Historians of previous pandemics and crises offered lessons on how to deal with COVID-19, write Linda Hantrais (LSE) and Susanne MacGregor (LSHTM), though they were not always heeded.
Crises test social institutions, including health systems. Even before countries were in a position to draw lessons from their own experience of the COVID pandemic or from countries elsewhere in the world that seemed to be faring better, historians proffered lessons from other global events about how to deal with crises and their aftermaths.
In 2020, much of the public discussion about the epidemiology of COVID focused initially on the post-World War I Spanish flu pandemic. Experience with other diseases, such as smallpox, polio, HIV/AIDS, BSE, foot and mouth, swine flu, Ebola and SARS, also informed the debate. Common defining characteristics of pandemics were known to be their sudden emergence; the initial absence of cure; a high burden of illness and death; and gradual awareness of long-term effects such as disability. Historical studies have demonstrated that pandemics change how societies function, with consequences for both health and economies. Faced with crises, whether institutions survived or collapsed has depended on their resilience and their ability to adapt to new conditions. Whether lessons would be learnt from experience depended on pre-existing institutional arrangements and dominant sets of ideas, as well as the balance of political forces.

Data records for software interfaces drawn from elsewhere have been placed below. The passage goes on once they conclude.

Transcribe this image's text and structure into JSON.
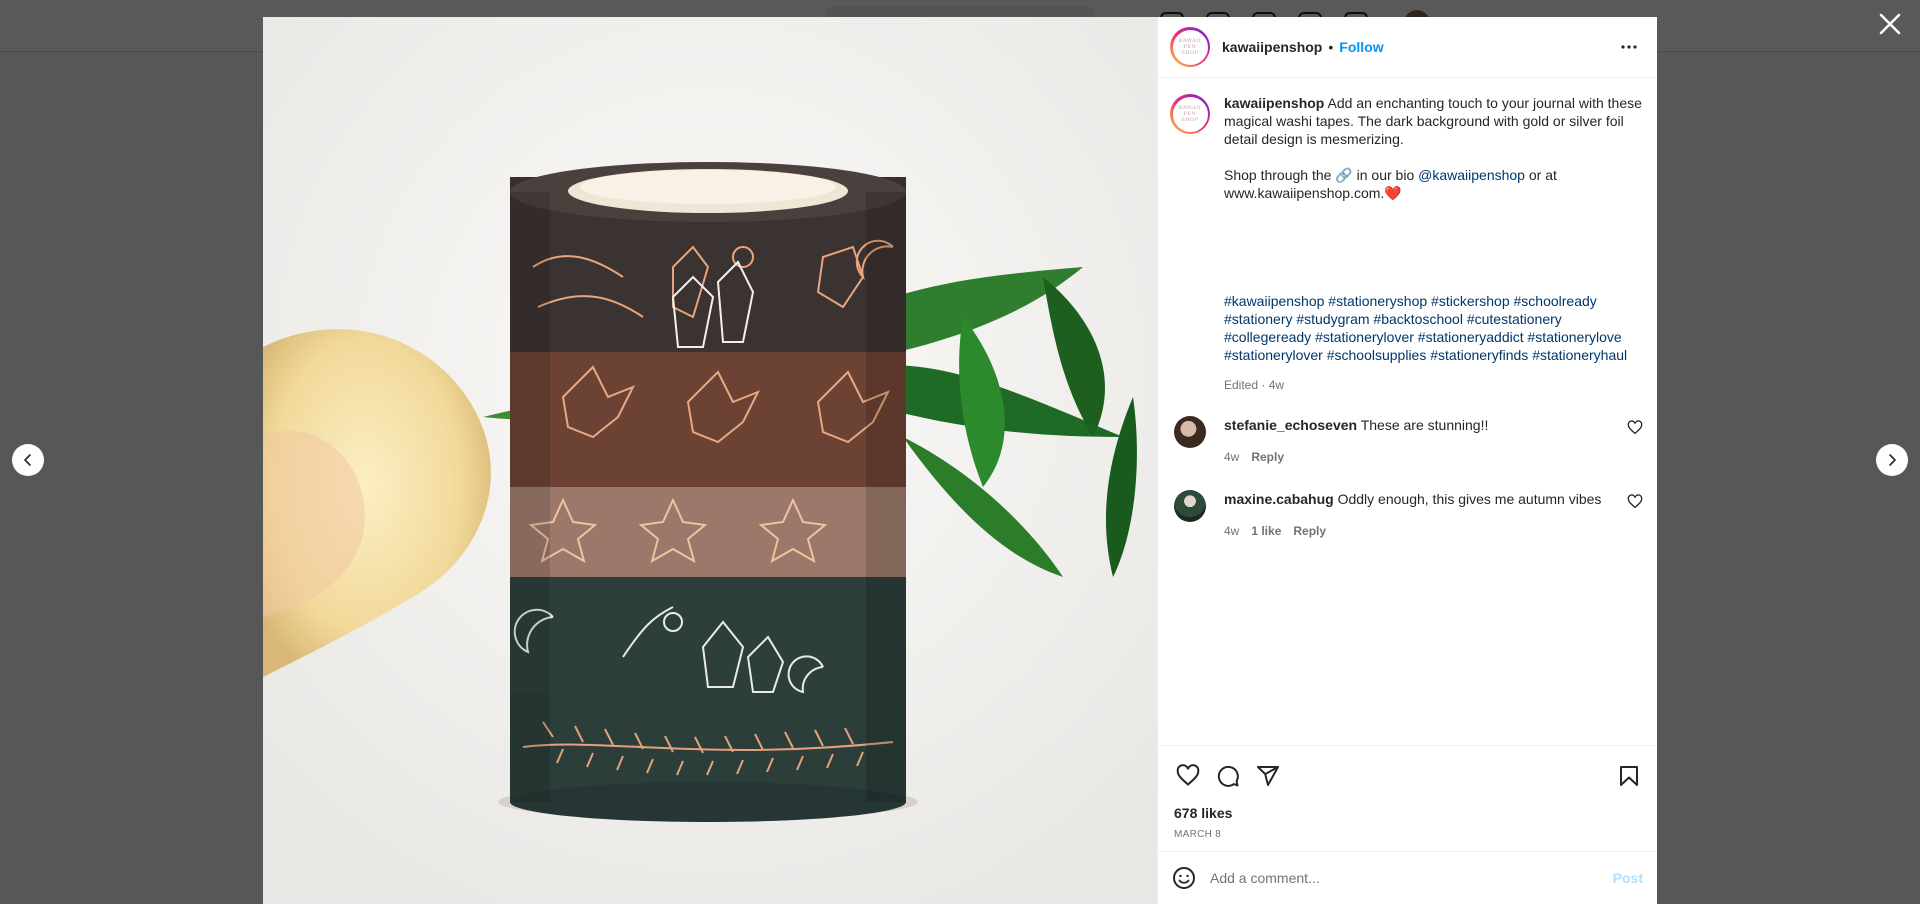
{
  "post": {
    "username": "kawaiipenshop",
    "follow_label": "Follow",
    "dot": "•",
    "avatar_text": "KAWAII PEN SHOP",
    "caption": {
      "username": "kawaiipenshop",
      "text1": "Add an enchanting touch to your journal with these magical washi tapes. The dark background with gold or silver foil detail design is mesmerizing.",
      "text2_before": "Shop through the 🔗 in our bio",
      "mention": "@kawaiipenshop",
      "text2_after": "or at www.kawaiipenshop.com.❤️",
      "hashtags": [
        "#kawaiipenshop",
        "#stationeryshop",
        "#stickershop",
        "#schoolready",
        "#stationery",
        "#studygram",
        "#backtoschool",
        "#cutestationery",
        "#collegeready",
        "#stationerylover",
        "#stationeryaddict",
        "#stationerylove",
        "#stationerylover",
        "#schoolsupplies",
        "#stationeryfinds",
        "#stationeryhaul"
      ],
      "meta": "Edited · 4w"
    },
    "comments": [
      {
        "username": "stefanie_echoseven",
        "text": "These are stunning!!",
        "time": "4w",
        "likes": "",
        "reply_label": "Reply"
      },
      {
        "username": "maxine.cabahug",
        "text": "Oddly enough, this gives me autumn vibes",
        "time": "4w",
        "likes": "1 like",
        "reply_label": "Reply"
      }
    ],
    "likes": "678 likes",
    "date": "MARCH 8",
    "add_comment_placeholder": "Add a comment...",
    "post_label": "Post"
  },
  "icons": {
    "close": "close-icon",
    "prev": "chevron-left-icon",
    "next": "chevron-right-icon",
    "more": "more-horizontal-icon",
    "like": "heart-icon",
    "comment": "comment-icon",
    "share": "share-icon",
    "save": "bookmark-icon",
    "emoji": "emoji-icon"
  }
}
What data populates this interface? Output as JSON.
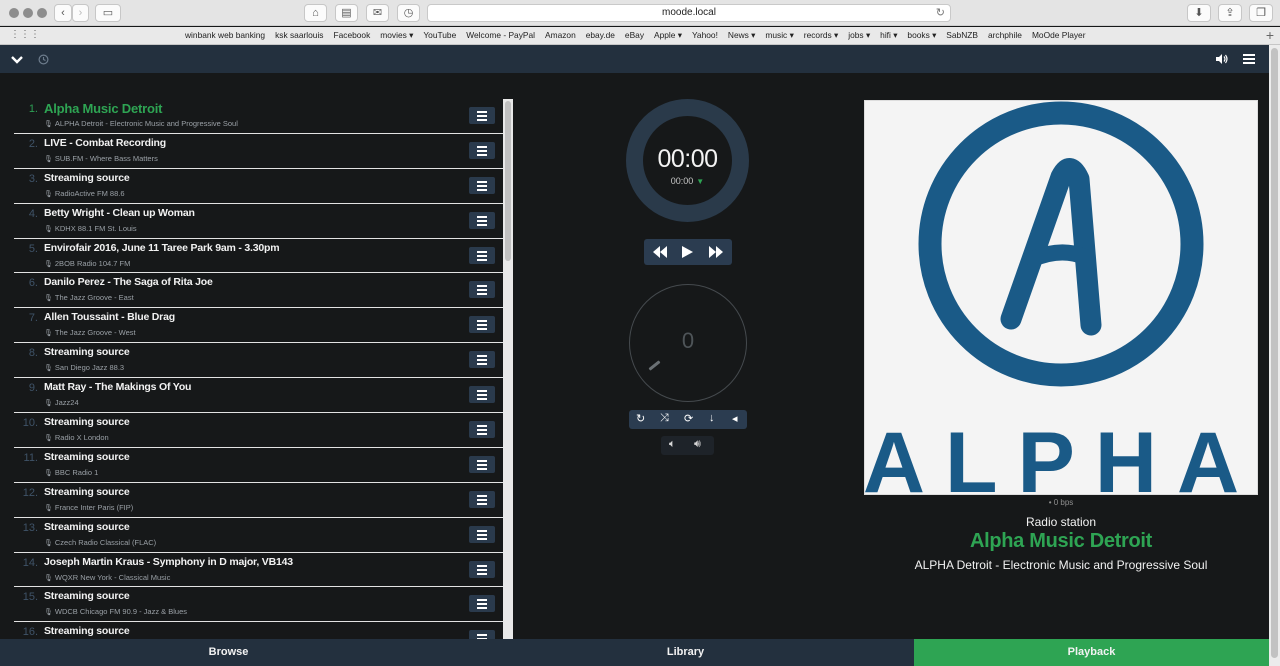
{
  "browser": {
    "url": "moode.local",
    "bookmarks": [
      "winbank web banking",
      "ksk saarlouis",
      "Facebook",
      "movies ▾",
      "YouTube",
      "Welcome - PayPal",
      "Amazon",
      "ebay.de",
      "eBay",
      "Apple ▾",
      "Yahoo!",
      "News ▾",
      "music ▾",
      "records ▾",
      "jobs ▾",
      "hifi ▾",
      "books ▾",
      "SabNZB",
      "archphile",
      "MoOde Player"
    ]
  },
  "playlist": [
    {
      "num": "1.",
      "title": "Alpha Music Detroit",
      "sub": "ALPHA Detroit - Electronic Music and Progressive Soul",
      "active": true
    },
    {
      "num": "2.",
      "title": "LIVE - Combat Recording",
      "sub": "SUB.FM - Where Bass Matters"
    },
    {
      "num": "3.",
      "title": "Streaming source",
      "sub": "RadioActive FM 88.6"
    },
    {
      "num": "4.",
      "title": "Betty Wright - Clean up Woman",
      "sub": "KDHX 88.1 FM St. Louis"
    },
    {
      "num": "5.",
      "title": "Envirofair 2016, June 11 Taree Park 9am - 3.30pm",
      "sub": "2BOB Radio 104.7 FM"
    },
    {
      "num": "6.",
      "title": "Danilo Perez - The Saga of Rita Joe",
      "sub": "The Jazz Groove - East"
    },
    {
      "num": "7.",
      "title": "Allen Toussaint - Blue Drag",
      "sub": "The Jazz Groove - West"
    },
    {
      "num": "8.",
      "title": "Streaming source",
      "sub": "San Diego Jazz 88.3"
    },
    {
      "num": "9.",
      "title": "Matt Ray - The Makings Of You",
      "sub": "Jazz24"
    },
    {
      "num": "10.",
      "title": "Streaming source",
      "sub": "Radio X London"
    },
    {
      "num": "11.",
      "title": "Streaming source",
      "sub": "BBC Radio 1"
    },
    {
      "num": "12.",
      "title": "Streaming source",
      "sub": "France Inter Paris (FIP)"
    },
    {
      "num": "13.",
      "title": "Streaming source",
      "sub": "Czech Radio Classical (FLAC)"
    },
    {
      "num": "14.",
      "title": "Joseph Martin Kraus - Symphony in D major, VB143",
      "sub": "WQXR New York - Classical Music"
    },
    {
      "num": "15.",
      "title": "Streaming source",
      "sub": "WDCB Chicago FM 90.9 - Jazz & Blues"
    },
    {
      "num": "16.",
      "title": "Streaming source",
      "sub": ""
    }
  ],
  "player": {
    "time": "00:00",
    "total": "00:00",
    "volume": "0"
  },
  "cover": {
    "logo_letter": "A",
    "logo_text": "ALPHA"
  },
  "now_playing": {
    "bitrate": "• 0 bps",
    "label": "Radio station",
    "station": "Alpha Music Detroit",
    "description": "ALPHA Detroit - Electronic Music and Progressive Soul"
  },
  "tabs": [
    {
      "label": "Browse"
    },
    {
      "label": "Library"
    },
    {
      "label": "Playback"
    }
  ],
  "colors": {
    "accent": "#2ea453",
    "nav": "#23303e",
    "logo_blue": "#1a5a87"
  }
}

The history of pandemics, and public health knowledge and experience, has shown
- the importance of global preparedness and adequate public spending
- the need for infrastructures of surveillance and rapid outbreak response
- the value of the standard public health strategy of tracing contacts and ensuring isolation
- the requirement for surge capacity in hospitals and healthcare services
- and the need for both national and community involvement as well as responses that are global.
Evidence from the most recent epidemics of SARS and MERS showed that the wearing of face coverings, physical distancing, hand hygiene and good ventilation can be effective public health measures in limiting transmission and that quick, short, and strict lockdowns can be most effective in containing the spread of the disease. While these measures were generally accepted in China and other Asian countries, they were not uniformly accepted and applied elsewhere.
Another feature identified in historical studies of pandemics has been the moralising of debate. Pandemics are found to be deeply political. Scientists cannot avoid being drawn into debates in the policy arena and in controversies about effective public health responses: the public as a whole, however defined, has to be involved. Experience has shown that the implementation of policies to deal with pandemics is complex, making coordination and partnership critical; a strong central state response is required, combined with active local involvement and good communication between different levels of governance and with the public at large.
Western-centrism may partly explain Western unpreparedness in the face of the pandemic
Teams of political scientists drew similar lessons to those of public health scholars from analysis of the long-term impact of another crisis: the 2008−09 global financial shock as experienced in Europe. They identified a deep-seated problem in achieving political consensus and cooperation, also applicable to the COVID pandemic, which was due not to technical obstacles but to the political infeasibility of adopting policy or institutional solutions.
Other political scientists identified four modes of learning in public policy in the context of the Brexit negotiations, which were ongoing when the public health crisis hit the UK. Learning through the first three modes proved highly dysfunctional when applied to Brexit, and the UK government was forced to rely on bargaining between competing factions, producing a highly political form of learning which stymied the development of a coherent Brexit strategy. By analysing Brexit ‘as a policy process’ rather than ‘a political event’, policy dynamics were shown to play an important role in shaping the political context within which they are located. In the case of the pandemic within the EU, it could be argued that all four modes of learning are relevant, particularly from a comparative perspective if the analysis of the policy process focuses on ‘endogenising accounts of macro political developments’.
Western countries were often accused of not learning lessons from East Asian countries such as South Korea, Singapore, Taiwan or Vietnam. These countries’ relative success in controlling the spread of COVID at its onset was widely attributed to their capacity to learn from previous experience of epidemics, their preparedness to deal with new threats to health, and public acceptance of the need to comply unquestioningly with stringent measures to contain the virus. The crisis brought urgent challenges that policymakers had to resolve under conditions of deep uncertainty: understanding the nature of the virus, improvising social distancing measures without evidence-based roadmaps, communicating with an anxious public, and preserving economic and social wellbeing. In 2020, few Western countries were economically, physically or politically as well equipped as some East Asian countries to meet the challenges of a public health pandemic. Another pertinent lesson from previous public health crises is that ‘we have managed to deal with disease-causing pathogens significantly better than with our entrenched prejudices’.
A key lesson that could have been drawn from recent scholarship is the danger of Western-centrism, which may partly explain Western unpreparedness in the face of the pandemic. The West was in danger from highly communicable diseases such as COVID in spite of its wealth and scientific knowledge because insufficient attention was paid to to these risks. Research and policy had shifted to non-communicable diseases such as diabetes and obesity. As it turned out, many of these diseases appeared to interact with SARS-COV-2 to increase vulnerability.
This post represents the views of the authors and not those of the COVID-19 blog, nor LSE.